Parenting children is certainly not easy; it presents new challenges for moms and dads to face every day. When those challenges arise, what’s the best response? Crackdown or go with the flow? Hold tight or let go?
It’s hard to know what to do to keep your children safe while also allowing them their developmental freedom. While there’s no definitive answer on this subject, the following tips can help you strike the right balance for your family.
1. Give Your Child the Independence They Need
It’s always nerve-wracking the first time your child wants to go hang out with friends on their own. You’ve been with them all the time — how can you ensure that they’re being safe and responsible when alone?
The first step, believe it or not, is to show them that you trust them to behave. Expressly exhibiting your trust in your child helps them feel trustworthy and responsible, encouraging them to be so in practice.
Still, you don’t need to stop your parenting right there. While giving your child their independence, you can also set some ground rules. A curfew is a good way to find this balance.
Your kiddo is free to do as they like until the clock reaches the specified time. While they’re out and about, a kids phone will enable them to stay in touch with you without exposing them to dangerous internet content.
2. Encourage Self-Expression Over Conformity
School at any age is a time when conformity exerts a strong influence both in and out of the classroom. Children are expected to listen to their teachers and follow their rules at all times. Social dynamics constantly put pressure on people to act a certain way and vie for the acceptance of their peers.
All of this can be overwhelming for your child’s young psyche, so do your best to encourage individuality and free-thinking within social bounds.
Conformity is not inherently a bad thing; rules are fundamental to society and morality. Nevertheless, it can have a negative effect on your child’s self-perception. Encouraging them to strike a balance between going along and standing out can help mitigate it.
Instead of following others all the time or listening to nobody, encourage your child to explore healthy interests. With artistic, athletic, scientific, or other means of expressing themselves, your child will learn to resist negative pressure and follow their heart.
3. Keep an Open Dialogue
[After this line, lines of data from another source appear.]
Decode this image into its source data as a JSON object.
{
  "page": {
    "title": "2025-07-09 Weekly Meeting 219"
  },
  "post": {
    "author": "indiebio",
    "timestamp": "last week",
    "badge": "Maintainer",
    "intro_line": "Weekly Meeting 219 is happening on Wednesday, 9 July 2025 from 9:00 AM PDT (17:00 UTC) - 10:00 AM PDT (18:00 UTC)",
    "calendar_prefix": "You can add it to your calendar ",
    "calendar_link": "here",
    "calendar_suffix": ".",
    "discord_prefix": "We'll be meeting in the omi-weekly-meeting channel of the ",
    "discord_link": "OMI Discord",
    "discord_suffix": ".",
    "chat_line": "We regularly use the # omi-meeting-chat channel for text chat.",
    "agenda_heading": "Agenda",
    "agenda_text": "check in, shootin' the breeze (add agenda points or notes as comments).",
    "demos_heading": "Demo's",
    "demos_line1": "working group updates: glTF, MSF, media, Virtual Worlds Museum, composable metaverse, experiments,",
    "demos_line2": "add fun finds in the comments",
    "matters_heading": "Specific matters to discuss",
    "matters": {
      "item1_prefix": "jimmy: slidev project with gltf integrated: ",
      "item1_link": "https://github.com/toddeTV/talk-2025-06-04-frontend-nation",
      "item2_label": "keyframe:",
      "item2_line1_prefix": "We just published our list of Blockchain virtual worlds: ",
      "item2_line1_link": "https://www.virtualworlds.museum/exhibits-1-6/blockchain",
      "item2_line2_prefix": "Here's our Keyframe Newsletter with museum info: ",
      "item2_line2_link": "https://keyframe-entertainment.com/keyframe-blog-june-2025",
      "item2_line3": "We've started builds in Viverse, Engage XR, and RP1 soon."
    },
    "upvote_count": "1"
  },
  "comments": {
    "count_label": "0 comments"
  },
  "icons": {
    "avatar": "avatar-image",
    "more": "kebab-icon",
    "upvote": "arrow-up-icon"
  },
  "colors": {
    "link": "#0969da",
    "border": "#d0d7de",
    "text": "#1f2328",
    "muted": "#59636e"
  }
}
You need to set guidelines for your child even if they object to them. This is your role as a parent: to help them develop good habits despite how magnetic the bad ones are.
But without a respectful openness on both sides, a disconnect can form, making it harder to understand each other. After all, why would a child consider — much less follow — your rules if they don’t know their purpose?
The common response of “Because I said so” disregards the active, human mind within a child. Without the ability to question things, and to have those questions heard, they’ll find it easier to seek answers elsewhere.
Let your child know that their thoughts are safe with you, that you will respect them even if you disagree with them. By the same token, explain your reasoning and insist on the same respect. This foundation will help your child understand why you set guidelines for them and help you do so more sensitively.
4. Allow Distractions Within Reason
Children love any kind of distraction that they can get their hands on. Toys, games, television, devices — all of these things are irresistibly stimulating to a child (as well as many adults!).
It is of course no surprise that children could watch television and play games all day. Naturally, you’ll need to apply boundaries to such activities for this very reason.
Distractions aren’t all bad though; consider when and how you consume your media. Maybe after getting home from a long workday, you relax by kicking your feet up and turning on the Xbox. You deserve to relax after putting in your productive effort for the day — and your child does, too.
An hour of play or TV after school allows kids to decompress — and teaches the importance of doing so. Productivity is a good thing, of course, but every brain needs and deserves a break.
5. Remember That Children Are People, Too!
Ultimately, your child is a developing human with thoughts and feelings of their own. Always try to put yourself in their shoes when considering rules and precautions.
How would you feel if you were told to obey a certain rule? If you can’t convincingly explain it to yourself, you’re unlikely to persuade your child it’s the right thing to do.
Show your child that most things are OK in moderation, that their feelings are real, and that independence is important. But also show them that rules can be beneficial and that trusting you will only help them.
Leaning too far to either side of the parenting scale will almost certainly cause issues, so aim to strike a balance. Communication is the most important thing in a family, especially with children. Once you’ve got that down, helping them through life will be so much easier — and more meaningful.